That’s because Obama is a skilled politician in a capitalist country and leader of the world’s only superpower. The influence of the Lobby could only possibly explain relatively marginal decisions and behavior. The air of American geopolitical control of the region is the air he breathes (read the Audacity of Hope), and that air doesn’t go uncirculated around Israel and Palestine. Nor is it clear where American interests stop and Israeli interests start, especially in relation to our inter-locking military-industrial complexes.
It is asked “how come liberals in the mainstream can criticize U.S. policy but not Israel?” But they indeed criticize both, but in ways that don’t challenge the assumptions regarding the interests of either, and the relationships of those (elite, corporate) interests to those of “average” (no less impoverished) citizens of those countries. In fact, some op-ed columns critical of Israel (Rashid Khalidi, for example) are more profoundly critical than anything one will see regarding our wars in Iraq or Afghanistan, no less our policies in Latin America (what Lobby prevents support for Chavez?). Such criticism of Israel is of course carefully contextualized to “let off steam” (and support claims to a superficial “balance”) while not challenging the fundamental, implicit context created by the NYT, etc., both in its reporting and on its opinion pages.
As I’ve repeatedly said, to over-estimate and misconstrue the power of the Israel Lobby is a profound analytical mistake that leads to damaging strategic and tactical mistakes by failing to confront the reality that U.S. foreign policy fundamentally supports Israel as part of elite, corporate, and military-industrial economic interests; and thus failing to respond realistically and effectively.
Capitalism is complicated, but it all revolves around profits and violence in support of those profits. The future of the Palestinian people depends greatly on Americans dealing with their own politicians and their own government. This is not to say that the Palestinians should have to wait until we overthrow capitalism (although that would be nice); but it’s important to recognize from which enemies will have to be gained strategic and tactical victories; and only with the help of popular, public support, which has grown dramatically in recent years, and is now being frittered away by emphasis on the power of the Lobby.
However, none of this diminishes the need for aggressively countering the Lobby’s tactics and lies, especially in relation to Jewish institutions, which I’ve been doing on a regular and incessant basis in Urbana-Champaign for the past 12 years. Nor is any of this a general brief against BDS tactics that focus on our own responsibilities, such as those in the land of Caterpillar.

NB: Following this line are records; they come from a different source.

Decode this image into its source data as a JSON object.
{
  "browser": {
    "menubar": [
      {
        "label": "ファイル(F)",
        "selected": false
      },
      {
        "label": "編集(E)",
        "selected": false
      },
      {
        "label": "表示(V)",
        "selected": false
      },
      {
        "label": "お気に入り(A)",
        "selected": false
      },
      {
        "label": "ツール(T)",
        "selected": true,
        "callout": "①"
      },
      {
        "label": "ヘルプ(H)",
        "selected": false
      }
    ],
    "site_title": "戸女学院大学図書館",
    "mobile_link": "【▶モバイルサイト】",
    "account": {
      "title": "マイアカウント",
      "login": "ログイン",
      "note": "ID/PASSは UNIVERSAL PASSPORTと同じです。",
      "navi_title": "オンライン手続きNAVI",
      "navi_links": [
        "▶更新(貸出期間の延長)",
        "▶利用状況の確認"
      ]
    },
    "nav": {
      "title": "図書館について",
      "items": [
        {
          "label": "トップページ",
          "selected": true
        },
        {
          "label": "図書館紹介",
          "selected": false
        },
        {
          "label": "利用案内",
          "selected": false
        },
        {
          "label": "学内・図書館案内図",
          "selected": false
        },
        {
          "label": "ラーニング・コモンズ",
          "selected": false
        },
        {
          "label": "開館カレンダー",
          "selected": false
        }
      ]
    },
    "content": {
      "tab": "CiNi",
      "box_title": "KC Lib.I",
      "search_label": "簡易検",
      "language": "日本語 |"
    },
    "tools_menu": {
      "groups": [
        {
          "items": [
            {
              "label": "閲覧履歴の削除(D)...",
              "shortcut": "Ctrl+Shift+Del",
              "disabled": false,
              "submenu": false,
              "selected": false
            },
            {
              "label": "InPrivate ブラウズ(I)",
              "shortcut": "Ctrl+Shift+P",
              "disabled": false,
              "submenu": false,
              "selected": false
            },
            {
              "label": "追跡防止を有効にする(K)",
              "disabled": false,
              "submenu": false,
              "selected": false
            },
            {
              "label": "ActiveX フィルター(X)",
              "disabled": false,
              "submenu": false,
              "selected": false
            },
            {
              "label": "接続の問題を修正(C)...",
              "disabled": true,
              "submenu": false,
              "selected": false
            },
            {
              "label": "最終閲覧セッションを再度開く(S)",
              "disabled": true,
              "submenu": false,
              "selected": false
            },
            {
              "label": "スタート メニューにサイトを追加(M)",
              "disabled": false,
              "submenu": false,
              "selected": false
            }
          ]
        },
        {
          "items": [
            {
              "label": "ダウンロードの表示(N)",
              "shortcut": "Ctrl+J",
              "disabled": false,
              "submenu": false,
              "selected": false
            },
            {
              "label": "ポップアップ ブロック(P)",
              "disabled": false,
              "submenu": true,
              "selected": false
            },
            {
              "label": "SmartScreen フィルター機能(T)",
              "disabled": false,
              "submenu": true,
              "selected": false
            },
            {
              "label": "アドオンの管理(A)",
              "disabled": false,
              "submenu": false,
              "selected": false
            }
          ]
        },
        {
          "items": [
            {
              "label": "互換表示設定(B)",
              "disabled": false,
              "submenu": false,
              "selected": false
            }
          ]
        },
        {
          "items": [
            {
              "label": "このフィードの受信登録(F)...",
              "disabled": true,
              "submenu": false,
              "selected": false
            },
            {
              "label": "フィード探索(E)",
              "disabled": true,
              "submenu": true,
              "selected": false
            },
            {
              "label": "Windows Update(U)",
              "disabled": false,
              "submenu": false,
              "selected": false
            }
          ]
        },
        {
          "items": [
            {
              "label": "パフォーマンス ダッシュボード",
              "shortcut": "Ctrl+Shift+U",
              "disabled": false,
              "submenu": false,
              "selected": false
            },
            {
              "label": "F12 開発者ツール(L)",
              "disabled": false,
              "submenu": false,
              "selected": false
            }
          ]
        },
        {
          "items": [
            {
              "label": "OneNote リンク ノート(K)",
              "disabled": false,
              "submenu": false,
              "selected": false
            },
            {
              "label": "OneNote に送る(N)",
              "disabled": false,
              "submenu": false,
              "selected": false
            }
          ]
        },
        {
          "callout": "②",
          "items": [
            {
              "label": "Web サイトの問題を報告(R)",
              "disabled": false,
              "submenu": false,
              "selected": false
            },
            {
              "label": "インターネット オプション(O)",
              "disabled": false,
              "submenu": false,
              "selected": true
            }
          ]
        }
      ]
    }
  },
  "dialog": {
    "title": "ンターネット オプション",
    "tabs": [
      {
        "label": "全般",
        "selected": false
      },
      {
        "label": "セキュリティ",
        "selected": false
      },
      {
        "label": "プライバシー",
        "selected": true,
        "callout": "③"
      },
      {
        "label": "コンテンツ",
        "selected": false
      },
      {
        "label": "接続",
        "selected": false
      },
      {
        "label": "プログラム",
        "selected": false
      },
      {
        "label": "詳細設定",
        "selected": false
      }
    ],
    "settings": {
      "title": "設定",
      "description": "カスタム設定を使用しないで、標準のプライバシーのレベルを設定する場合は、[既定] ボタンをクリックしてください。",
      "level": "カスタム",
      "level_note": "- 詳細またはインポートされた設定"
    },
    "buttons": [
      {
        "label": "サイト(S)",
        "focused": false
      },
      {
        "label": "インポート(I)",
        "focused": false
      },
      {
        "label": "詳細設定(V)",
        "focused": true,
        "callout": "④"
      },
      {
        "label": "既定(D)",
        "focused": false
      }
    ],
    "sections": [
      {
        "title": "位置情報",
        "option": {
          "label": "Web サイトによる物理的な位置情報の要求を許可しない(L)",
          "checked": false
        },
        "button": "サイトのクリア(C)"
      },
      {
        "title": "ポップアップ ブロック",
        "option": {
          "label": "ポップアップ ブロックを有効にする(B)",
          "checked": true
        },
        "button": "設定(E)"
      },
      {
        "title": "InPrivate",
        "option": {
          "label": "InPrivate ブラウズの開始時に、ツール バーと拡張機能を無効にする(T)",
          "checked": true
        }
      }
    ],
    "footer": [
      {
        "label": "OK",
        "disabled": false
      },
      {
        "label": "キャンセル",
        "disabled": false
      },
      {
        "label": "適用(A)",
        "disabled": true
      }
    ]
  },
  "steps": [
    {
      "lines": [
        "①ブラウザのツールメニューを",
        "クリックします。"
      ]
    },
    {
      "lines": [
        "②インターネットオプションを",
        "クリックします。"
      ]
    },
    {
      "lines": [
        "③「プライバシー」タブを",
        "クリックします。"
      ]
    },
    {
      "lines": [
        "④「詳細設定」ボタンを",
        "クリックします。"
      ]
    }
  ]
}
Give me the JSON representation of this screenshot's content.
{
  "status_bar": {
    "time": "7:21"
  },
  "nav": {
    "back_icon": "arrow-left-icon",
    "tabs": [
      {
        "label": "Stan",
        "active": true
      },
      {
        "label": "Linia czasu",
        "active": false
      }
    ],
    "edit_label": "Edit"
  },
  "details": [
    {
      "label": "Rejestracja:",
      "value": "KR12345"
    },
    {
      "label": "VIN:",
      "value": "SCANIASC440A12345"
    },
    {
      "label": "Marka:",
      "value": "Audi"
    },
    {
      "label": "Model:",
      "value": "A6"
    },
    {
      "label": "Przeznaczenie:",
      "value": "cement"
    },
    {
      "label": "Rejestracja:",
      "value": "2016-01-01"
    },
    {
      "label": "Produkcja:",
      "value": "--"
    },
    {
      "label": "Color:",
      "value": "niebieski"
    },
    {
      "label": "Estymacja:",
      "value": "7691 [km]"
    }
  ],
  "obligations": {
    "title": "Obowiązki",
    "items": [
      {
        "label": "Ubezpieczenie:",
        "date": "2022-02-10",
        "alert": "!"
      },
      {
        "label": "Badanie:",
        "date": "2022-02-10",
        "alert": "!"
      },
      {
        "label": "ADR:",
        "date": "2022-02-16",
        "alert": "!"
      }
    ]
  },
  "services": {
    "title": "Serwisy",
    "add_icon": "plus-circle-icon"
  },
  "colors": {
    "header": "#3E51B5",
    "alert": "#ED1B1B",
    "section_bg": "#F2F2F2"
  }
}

Zionism is indeed an “anachronistic ideology,” and Jewish institutions should be directly challenged in their assumed and subservient support of it. As a formerly affiliated Reform Jew, the inbred arrogance and racism is of course appalling. Nevertheless, I would re-iterate that American support for Israel goes well beyond Jewish institutional support, and that Palestinians and their American supporters, Jewish or otherwise, shouldn’t have to wait for these “anachronistic” (I guess), but at another level crassly self-interested and corrupt institutions, to get their acts together in order to have an effective movement.
The truth is, they never will, except in a radically changed political environment, and those who support the Palestinians have to seriously consider de-emphasizing what are essentially reactive and ineffective tactics based on the fallacy that Jews dictate American policies toward Israel.
David Green ([email protected]) is a 60-year-old Jewish-American who lives in Champaign, IL.